Data records for software interfaces:
+ + + + +
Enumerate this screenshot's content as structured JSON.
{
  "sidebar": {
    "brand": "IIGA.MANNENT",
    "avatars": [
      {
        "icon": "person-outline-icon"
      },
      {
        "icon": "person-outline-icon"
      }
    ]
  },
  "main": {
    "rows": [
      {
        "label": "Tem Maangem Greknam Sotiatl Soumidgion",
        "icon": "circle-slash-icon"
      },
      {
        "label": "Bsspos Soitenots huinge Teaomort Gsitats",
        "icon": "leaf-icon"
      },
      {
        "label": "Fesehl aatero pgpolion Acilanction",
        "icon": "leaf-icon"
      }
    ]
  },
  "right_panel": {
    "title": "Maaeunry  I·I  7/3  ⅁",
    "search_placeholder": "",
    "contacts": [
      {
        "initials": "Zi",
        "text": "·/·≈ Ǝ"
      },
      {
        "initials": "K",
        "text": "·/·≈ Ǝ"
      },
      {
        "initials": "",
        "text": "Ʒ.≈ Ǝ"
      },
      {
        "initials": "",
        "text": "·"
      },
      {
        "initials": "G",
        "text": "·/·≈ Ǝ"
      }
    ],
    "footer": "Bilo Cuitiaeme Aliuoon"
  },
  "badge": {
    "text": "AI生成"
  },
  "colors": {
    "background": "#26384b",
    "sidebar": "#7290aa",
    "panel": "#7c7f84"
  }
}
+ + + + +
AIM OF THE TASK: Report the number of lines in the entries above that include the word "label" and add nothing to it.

FINISHED EXERCISE: 3